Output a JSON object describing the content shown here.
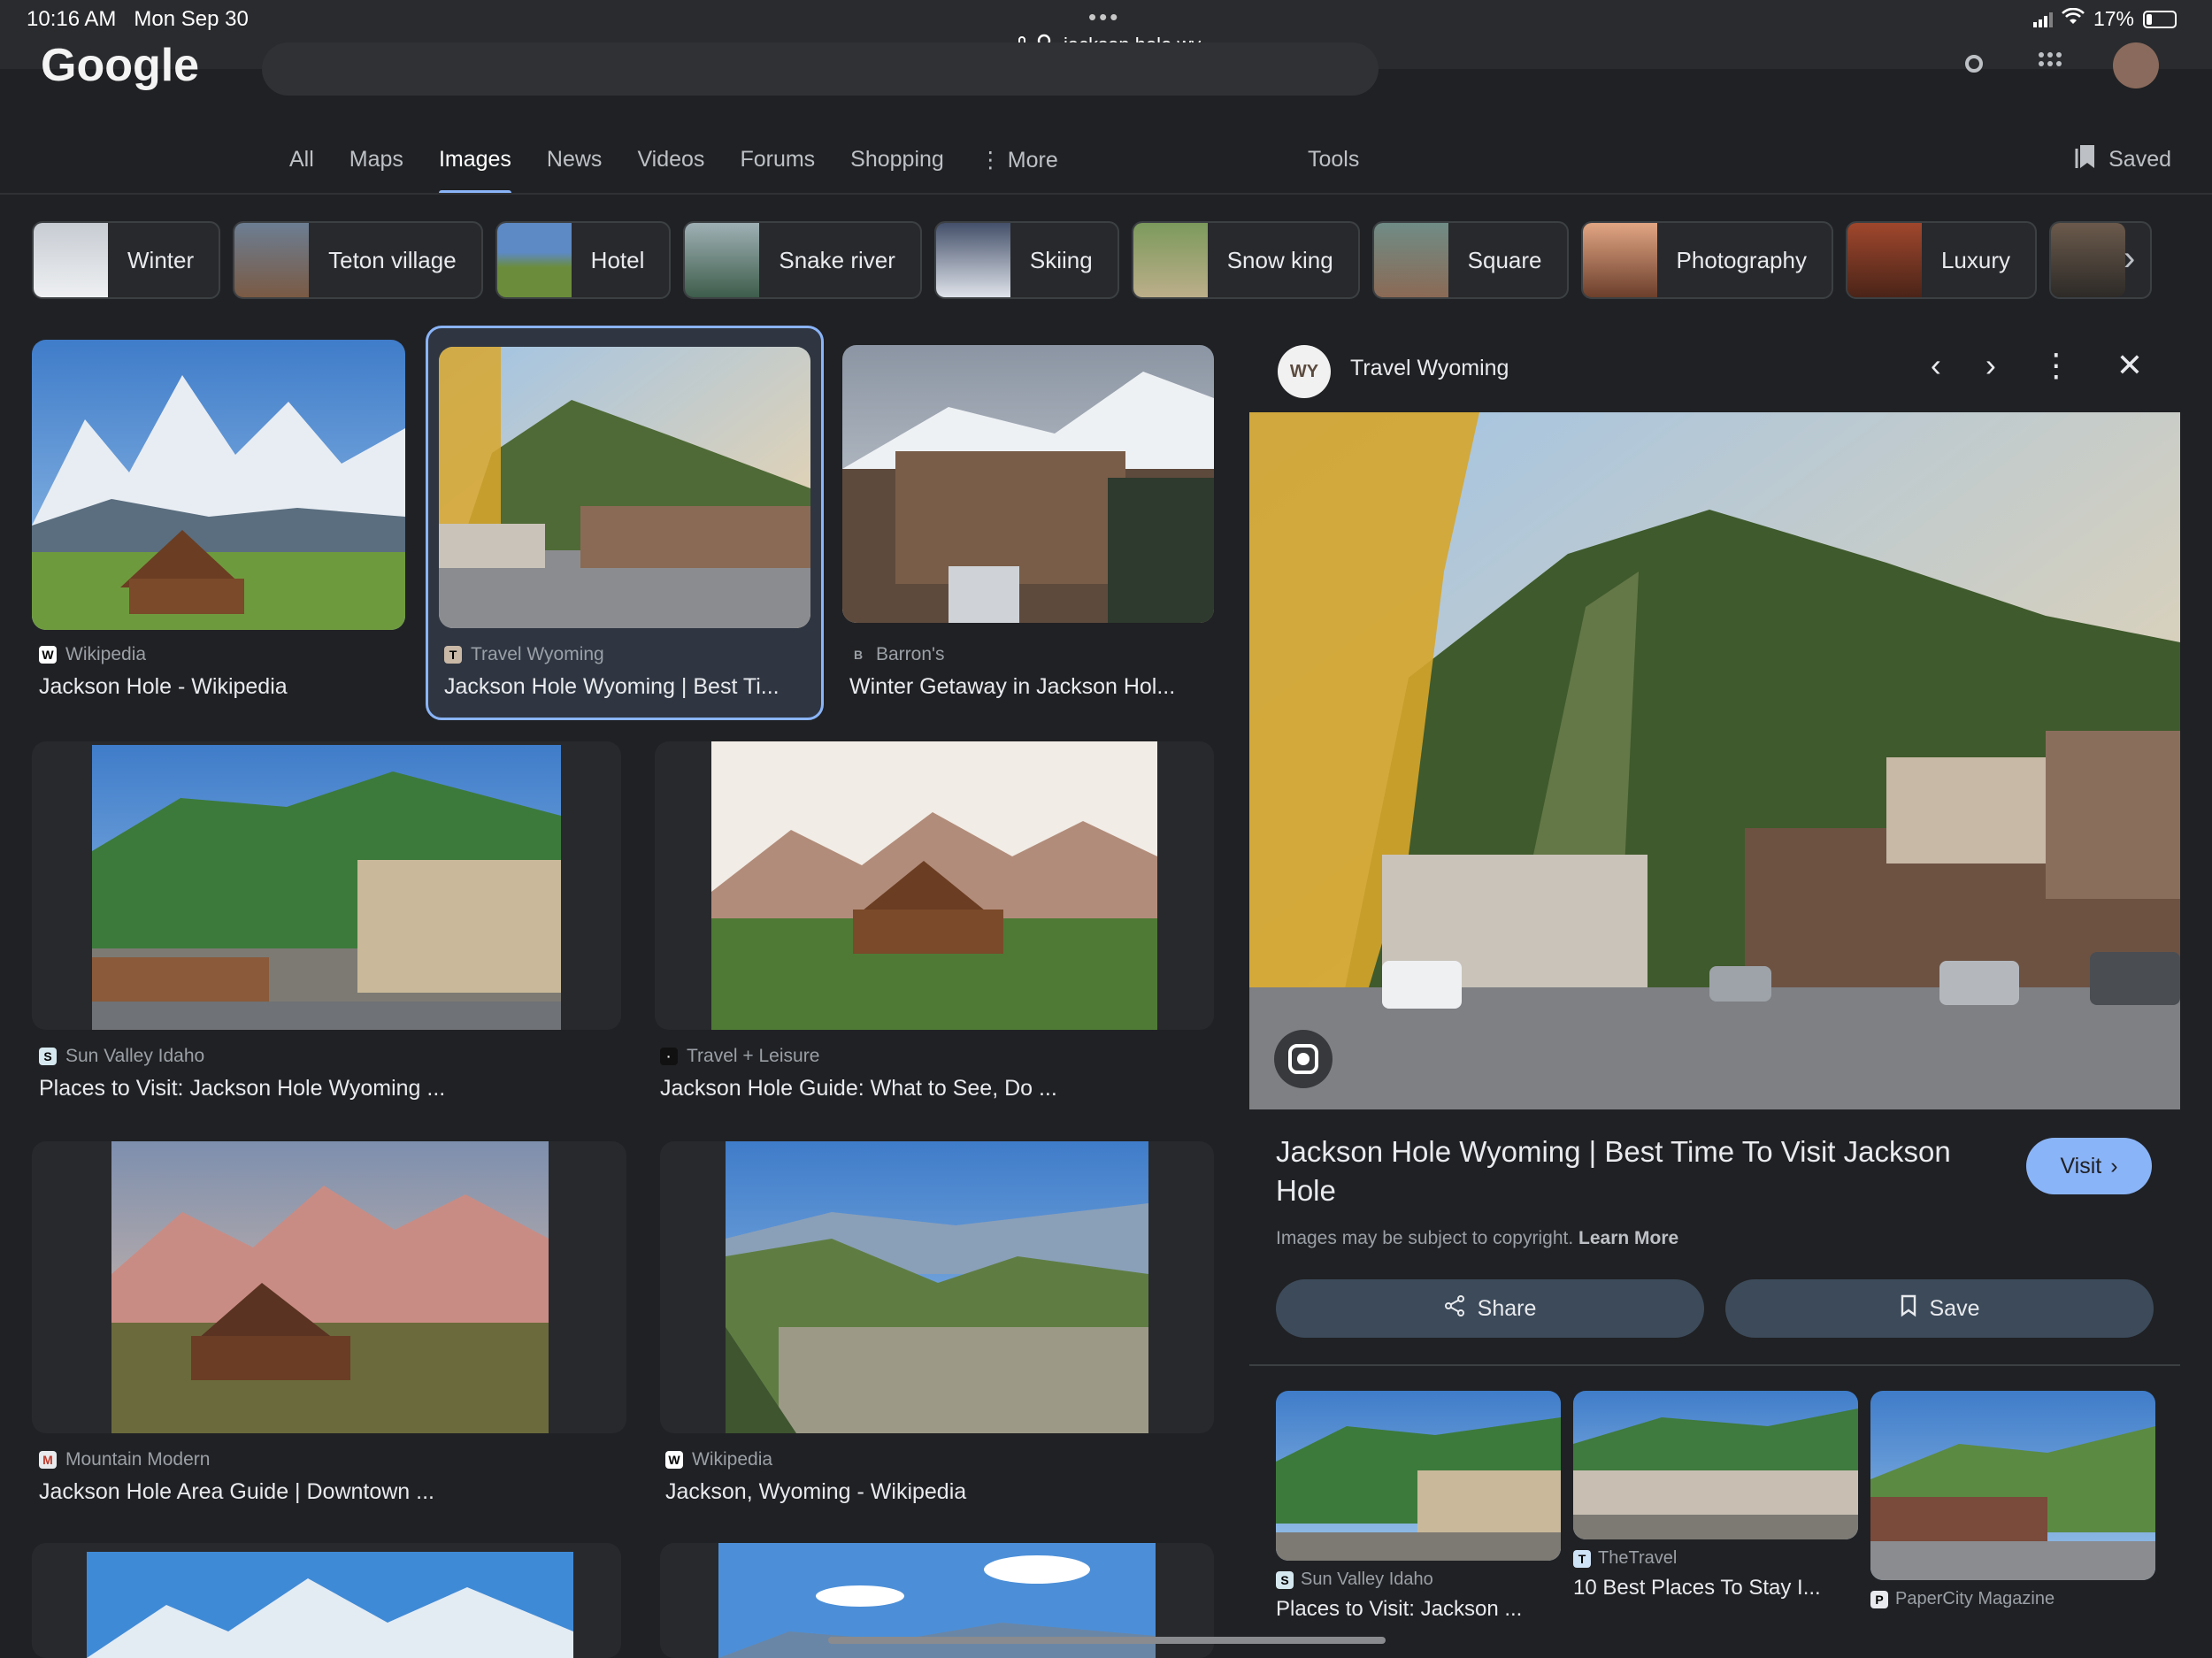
{
  "status": {
    "time": "10:16 AM",
    "date": "Mon Sep 30",
    "url": "jackson hole wy",
    "battery": "17%"
  },
  "header": {
    "logo_text": "Google",
    "tabs": [
      "All",
      "Maps",
      "Images",
      "News",
      "Videos",
      "Forums",
      "Shopping",
      "More"
    ],
    "active_tab": "Images",
    "tools_label": "Tools",
    "saved_label": "Saved"
  },
  "chips": [
    "Winter",
    "Teton village",
    "Hotel",
    "Snake river",
    "Skiing",
    "Snow king",
    "Square",
    "Photography",
    "Luxury"
  ],
  "results": [
    {
      "source": "Wikipedia",
      "title": "Jackson Hole - Wikipedia"
    },
    {
      "source": "Travel Wyoming",
      "title": "Jackson Hole Wyoming | Best Ti..."
    },
    {
      "source": "Barron's",
      "title": "Winter Getaway in Jackson Hol..."
    },
    {
      "source": "Sun Valley Idaho",
      "title": "Places to Visit: Jackson Hole Wyoming ..."
    },
    {
      "source": "Travel + Leisure",
      "title": "Jackson Hole Guide: What to See, Do ..."
    },
    {
      "source": "Mountain Modern",
      "title": "Jackson Hole Area Guide | Downtown ..."
    },
    {
      "source": "Wikipedia",
      "title": "Jackson, Wyoming - Wikipedia"
    }
  ],
  "panel": {
    "source_name": "Travel Wyoming",
    "source_logo_text": "WY",
    "title": "Jackson Hole Wyoming | Best Time To Visit Jackson Hole",
    "visit_label": "Visit",
    "copyright_text": "Images may be subject to copyright.",
    "learn_more": "Learn More",
    "share_label": "Share",
    "save_label": "Save",
    "related": [
      {
        "source": "Sun Valley Idaho",
        "title": "Places to Visit: Jackson ..."
      },
      {
        "source": "TheTravel",
        "title": "10 Best Places To Stay I..."
      },
      {
        "source": "PaperCity Magazine",
        "title": ""
      }
    ]
  },
  "colors": {
    "background": "#202124",
    "accent": "#8ab4f8",
    "button": "#3c4a5a"
  }
}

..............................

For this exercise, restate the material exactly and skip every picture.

Output a JSON object describing the content shown here.
{
  "status": {
    "time": "10:16 AM",
    "date": "Mon Sep 30",
    "url": "jackson hole wy",
    "battery": "17%"
  },
  "header": {
    "logo_text": "Google",
    "tabs": [
      "All",
      "Maps",
      "Images",
      "News",
      "Videos",
      "Forums",
      "Shopping",
      "More"
    ],
    "active_tab": "Images",
    "tools_label": "Tools",
    "saved_label": "Saved"
  },
  "chips": [
    "Winter",
    "Teton village",
    "Hotel",
    "Snake river",
    "Skiing",
    "Snow king",
    "Square",
    "Photography",
    "Luxury"
  ],
  "results": [
    {
      "source": "Wikipedia",
      "title": "Jackson Hole - Wikipedia"
    },
    {
      "source": "Travel Wyoming",
      "title": "Jackson Hole Wyoming | Best Ti..."
    },
    {
      "source": "Barron's",
      "title": "Winter Getaway in Jackson Hol..."
    },
    {
      "source": "Sun Valley Idaho",
      "title": "Places to Visit: Jackson Hole Wyoming ..."
    },
    {
      "source": "Travel + Leisure",
      "title": "Jackson Hole Guide: What to See, Do ..."
    },
    {
      "source": "Mountain Modern",
      "title": "Jackson Hole Area Guide | Downtown ..."
    },
    {
      "source": "Wikipedia",
      "title": "Jackson, Wyoming - Wikipedia"
    }
  ],
  "panel": {
    "source_name": "Travel Wyoming",
    "source_logo_text": "WY",
    "title": "Jackson Hole Wyoming | Best Time To Visit Jackson Hole",
    "visit_label": "Visit",
    "copyright_text": "Images may be subject to copyright.",
    "learn_more": "Learn More",
    "share_label": "Share",
    "save_label": "Save",
    "related": [
      {
        "source": "Sun Valley Idaho",
        "title": "Places to Visit: Jackson ..."
      },
      {
        "source": "TheTravel",
        "title": "10 Best Places To Stay I..."
      },
      {
        "source": "PaperCity Magazine",
        "title": ""
      }
    ]
  },
  "colors": {
    "background": "#202124",
    "accent": "#8ab4f8",
    "button": "#3c4a5a"
  }
}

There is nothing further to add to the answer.